§ **Work instructions**:
Look through the entries and count each line that includes the string "Beads". Reply with the number alone.

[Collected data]

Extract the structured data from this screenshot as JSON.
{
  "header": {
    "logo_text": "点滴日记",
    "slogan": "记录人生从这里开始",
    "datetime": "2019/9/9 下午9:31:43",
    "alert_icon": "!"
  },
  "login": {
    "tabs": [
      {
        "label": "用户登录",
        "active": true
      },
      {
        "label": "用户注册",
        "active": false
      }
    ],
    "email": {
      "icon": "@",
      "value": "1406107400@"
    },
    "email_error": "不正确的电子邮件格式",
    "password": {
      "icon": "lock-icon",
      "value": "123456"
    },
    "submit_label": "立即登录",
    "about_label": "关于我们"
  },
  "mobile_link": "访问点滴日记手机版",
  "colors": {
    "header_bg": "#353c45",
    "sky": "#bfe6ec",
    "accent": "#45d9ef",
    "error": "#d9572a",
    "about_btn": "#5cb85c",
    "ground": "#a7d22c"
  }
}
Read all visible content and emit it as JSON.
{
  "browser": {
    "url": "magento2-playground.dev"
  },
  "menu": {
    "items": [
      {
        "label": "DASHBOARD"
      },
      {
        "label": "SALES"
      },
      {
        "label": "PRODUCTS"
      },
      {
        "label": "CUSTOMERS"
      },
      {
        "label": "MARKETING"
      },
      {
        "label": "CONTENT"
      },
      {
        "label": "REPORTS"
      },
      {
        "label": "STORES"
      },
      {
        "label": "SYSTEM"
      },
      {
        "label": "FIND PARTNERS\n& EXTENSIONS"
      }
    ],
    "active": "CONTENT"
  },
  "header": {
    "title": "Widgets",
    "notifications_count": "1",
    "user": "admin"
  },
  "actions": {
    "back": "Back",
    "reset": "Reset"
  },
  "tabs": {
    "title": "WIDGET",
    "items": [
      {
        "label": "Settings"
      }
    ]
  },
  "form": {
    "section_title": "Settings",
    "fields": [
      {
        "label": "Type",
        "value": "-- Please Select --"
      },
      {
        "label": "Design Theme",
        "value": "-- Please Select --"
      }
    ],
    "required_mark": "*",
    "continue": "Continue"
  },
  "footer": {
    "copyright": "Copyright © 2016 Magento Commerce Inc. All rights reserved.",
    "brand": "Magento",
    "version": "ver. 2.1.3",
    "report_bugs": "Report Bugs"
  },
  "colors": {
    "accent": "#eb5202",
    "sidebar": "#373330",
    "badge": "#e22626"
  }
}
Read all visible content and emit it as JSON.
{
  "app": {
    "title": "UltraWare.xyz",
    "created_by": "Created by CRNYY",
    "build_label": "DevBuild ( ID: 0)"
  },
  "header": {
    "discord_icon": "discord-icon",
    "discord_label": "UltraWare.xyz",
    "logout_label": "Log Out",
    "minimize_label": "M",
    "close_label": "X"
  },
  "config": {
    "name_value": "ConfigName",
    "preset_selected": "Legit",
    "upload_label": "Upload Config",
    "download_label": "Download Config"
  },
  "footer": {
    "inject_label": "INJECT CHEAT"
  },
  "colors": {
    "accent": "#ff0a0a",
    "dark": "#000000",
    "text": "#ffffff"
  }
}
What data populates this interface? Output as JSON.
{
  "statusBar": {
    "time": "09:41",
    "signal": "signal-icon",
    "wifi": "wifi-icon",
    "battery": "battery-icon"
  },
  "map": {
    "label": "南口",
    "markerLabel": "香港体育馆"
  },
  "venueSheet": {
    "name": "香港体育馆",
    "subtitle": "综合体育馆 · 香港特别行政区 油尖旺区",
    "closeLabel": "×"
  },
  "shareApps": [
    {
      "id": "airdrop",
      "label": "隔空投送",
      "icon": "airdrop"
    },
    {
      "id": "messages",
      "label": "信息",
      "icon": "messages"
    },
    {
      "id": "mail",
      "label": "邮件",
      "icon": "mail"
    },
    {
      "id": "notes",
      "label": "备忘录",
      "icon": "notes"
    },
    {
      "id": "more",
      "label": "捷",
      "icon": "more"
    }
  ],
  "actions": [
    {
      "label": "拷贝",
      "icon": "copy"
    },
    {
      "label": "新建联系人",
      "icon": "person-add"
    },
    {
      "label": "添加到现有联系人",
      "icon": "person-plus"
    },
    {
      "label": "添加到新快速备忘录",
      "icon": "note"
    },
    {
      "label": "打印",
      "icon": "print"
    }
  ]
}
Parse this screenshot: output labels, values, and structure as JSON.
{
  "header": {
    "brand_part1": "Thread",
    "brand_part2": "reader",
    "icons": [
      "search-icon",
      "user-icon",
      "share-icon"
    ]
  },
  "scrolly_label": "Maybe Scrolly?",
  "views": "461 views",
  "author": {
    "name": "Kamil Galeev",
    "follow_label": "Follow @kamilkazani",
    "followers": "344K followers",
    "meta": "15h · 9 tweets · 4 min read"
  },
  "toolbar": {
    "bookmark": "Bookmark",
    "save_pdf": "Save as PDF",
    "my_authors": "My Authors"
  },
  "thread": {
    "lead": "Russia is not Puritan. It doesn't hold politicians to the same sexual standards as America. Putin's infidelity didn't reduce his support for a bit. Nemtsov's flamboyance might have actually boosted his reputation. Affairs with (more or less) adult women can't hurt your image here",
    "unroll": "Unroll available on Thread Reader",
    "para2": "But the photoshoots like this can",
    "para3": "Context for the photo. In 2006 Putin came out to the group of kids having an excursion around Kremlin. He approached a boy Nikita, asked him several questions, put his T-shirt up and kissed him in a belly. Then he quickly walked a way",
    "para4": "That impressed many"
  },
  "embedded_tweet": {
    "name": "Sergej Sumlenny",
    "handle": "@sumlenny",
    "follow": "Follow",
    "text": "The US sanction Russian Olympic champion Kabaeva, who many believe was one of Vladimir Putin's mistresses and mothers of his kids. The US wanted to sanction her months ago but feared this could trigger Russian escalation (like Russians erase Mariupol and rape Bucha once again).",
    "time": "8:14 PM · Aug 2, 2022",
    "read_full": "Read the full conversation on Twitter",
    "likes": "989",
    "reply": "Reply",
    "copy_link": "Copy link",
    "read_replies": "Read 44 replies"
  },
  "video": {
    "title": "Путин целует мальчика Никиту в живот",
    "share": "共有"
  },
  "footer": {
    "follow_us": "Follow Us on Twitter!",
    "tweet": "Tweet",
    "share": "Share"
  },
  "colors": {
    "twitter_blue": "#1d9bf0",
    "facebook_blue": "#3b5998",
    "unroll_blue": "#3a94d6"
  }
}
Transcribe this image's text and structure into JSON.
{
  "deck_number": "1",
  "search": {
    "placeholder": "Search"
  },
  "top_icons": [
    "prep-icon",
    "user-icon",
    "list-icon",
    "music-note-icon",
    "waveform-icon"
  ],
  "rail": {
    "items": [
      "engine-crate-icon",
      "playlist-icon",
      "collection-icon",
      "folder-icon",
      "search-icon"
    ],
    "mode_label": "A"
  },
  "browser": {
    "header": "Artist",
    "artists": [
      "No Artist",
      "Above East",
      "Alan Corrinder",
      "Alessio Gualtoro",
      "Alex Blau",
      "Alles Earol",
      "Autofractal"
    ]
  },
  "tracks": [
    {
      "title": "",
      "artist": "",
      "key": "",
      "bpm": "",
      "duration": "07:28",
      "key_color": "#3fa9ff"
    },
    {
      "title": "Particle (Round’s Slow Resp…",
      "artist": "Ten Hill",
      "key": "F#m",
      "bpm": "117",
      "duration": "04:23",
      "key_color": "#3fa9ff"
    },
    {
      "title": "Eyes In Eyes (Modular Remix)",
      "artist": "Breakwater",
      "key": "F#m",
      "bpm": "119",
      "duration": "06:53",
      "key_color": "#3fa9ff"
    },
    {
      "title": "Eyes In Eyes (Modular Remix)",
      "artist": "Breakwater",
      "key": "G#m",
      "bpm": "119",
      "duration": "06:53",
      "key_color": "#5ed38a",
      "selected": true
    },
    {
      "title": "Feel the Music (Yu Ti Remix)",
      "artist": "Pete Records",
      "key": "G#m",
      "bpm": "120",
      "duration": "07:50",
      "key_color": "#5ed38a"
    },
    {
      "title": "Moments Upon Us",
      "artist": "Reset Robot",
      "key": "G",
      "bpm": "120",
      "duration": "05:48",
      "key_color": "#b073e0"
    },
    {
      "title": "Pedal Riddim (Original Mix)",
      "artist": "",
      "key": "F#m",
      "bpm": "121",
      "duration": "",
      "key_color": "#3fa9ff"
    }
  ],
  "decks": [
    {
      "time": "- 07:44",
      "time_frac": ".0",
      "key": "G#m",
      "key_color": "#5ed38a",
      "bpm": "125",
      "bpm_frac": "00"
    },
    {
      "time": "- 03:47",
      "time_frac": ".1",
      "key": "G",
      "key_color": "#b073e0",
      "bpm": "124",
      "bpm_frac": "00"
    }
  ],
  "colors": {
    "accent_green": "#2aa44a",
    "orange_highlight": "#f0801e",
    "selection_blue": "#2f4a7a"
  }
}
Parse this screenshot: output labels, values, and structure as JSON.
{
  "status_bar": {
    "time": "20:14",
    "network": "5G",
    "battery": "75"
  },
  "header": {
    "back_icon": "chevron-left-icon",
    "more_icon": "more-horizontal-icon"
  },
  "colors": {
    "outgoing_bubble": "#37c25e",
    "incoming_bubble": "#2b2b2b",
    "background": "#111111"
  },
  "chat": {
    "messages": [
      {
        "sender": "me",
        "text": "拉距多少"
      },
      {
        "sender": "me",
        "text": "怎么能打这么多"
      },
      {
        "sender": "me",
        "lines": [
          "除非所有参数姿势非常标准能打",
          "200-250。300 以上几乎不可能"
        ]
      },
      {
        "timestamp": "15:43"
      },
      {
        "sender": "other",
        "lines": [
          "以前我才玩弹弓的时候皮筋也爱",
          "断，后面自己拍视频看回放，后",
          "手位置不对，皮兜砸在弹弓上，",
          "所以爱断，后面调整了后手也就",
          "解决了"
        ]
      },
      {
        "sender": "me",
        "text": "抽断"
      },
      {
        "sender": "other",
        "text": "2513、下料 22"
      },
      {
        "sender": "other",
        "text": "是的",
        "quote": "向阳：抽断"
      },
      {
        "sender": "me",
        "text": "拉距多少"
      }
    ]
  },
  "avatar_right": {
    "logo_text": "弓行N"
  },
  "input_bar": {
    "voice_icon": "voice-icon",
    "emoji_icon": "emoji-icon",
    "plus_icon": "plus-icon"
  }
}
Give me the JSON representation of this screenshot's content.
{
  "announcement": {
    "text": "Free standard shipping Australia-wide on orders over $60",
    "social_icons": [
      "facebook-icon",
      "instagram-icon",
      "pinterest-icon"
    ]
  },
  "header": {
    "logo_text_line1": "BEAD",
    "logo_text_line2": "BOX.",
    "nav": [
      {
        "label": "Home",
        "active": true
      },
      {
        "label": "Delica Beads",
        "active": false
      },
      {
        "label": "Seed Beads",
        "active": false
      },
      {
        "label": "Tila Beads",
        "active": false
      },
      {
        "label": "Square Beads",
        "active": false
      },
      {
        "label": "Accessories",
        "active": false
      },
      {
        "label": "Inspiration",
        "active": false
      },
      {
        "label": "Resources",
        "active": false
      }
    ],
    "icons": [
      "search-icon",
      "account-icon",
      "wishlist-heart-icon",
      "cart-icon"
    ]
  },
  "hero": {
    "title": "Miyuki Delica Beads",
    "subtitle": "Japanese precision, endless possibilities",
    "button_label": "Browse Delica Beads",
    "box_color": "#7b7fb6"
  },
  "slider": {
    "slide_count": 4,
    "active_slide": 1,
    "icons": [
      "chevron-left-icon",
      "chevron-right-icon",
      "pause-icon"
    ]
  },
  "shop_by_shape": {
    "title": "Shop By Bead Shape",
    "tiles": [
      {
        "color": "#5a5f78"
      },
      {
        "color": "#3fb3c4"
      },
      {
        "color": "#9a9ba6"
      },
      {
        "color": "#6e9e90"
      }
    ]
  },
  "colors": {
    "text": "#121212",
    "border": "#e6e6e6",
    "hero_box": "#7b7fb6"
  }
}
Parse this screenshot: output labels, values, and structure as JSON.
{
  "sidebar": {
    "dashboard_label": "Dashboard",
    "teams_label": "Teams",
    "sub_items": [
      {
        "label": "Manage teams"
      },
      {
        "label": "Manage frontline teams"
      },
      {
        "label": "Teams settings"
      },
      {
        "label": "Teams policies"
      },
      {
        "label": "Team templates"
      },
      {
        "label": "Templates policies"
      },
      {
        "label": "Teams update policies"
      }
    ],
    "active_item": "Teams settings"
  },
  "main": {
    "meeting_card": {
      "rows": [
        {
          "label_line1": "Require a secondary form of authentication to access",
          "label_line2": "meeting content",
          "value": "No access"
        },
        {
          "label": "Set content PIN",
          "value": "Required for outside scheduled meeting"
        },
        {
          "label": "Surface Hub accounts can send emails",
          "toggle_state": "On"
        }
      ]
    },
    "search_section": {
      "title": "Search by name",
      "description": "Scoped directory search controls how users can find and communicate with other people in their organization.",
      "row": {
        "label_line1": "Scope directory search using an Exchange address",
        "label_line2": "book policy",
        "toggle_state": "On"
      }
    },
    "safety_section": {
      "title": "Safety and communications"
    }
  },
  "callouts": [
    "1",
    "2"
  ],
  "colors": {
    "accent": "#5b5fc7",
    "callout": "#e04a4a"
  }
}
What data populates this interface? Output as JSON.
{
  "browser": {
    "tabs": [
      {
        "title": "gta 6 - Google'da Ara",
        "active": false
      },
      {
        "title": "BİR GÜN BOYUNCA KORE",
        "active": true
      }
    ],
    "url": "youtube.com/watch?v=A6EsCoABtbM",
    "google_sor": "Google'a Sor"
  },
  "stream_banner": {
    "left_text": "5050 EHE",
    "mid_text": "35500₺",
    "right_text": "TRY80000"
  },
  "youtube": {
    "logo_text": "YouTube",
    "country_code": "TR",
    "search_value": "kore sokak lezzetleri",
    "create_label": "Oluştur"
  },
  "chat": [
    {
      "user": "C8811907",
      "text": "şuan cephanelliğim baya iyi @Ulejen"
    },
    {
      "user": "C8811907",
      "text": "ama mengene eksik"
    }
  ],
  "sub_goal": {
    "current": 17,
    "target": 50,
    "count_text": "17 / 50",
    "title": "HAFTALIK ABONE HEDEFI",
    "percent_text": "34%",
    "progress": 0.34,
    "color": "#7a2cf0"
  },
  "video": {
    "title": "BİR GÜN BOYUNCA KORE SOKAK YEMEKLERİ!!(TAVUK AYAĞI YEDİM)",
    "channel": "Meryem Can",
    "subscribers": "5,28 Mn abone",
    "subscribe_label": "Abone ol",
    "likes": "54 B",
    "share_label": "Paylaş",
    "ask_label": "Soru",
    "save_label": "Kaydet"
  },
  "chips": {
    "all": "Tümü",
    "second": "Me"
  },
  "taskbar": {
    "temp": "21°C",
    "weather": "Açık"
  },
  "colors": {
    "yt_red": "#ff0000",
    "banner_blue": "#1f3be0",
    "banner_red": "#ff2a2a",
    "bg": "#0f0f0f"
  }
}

§ **Exercise output**:
6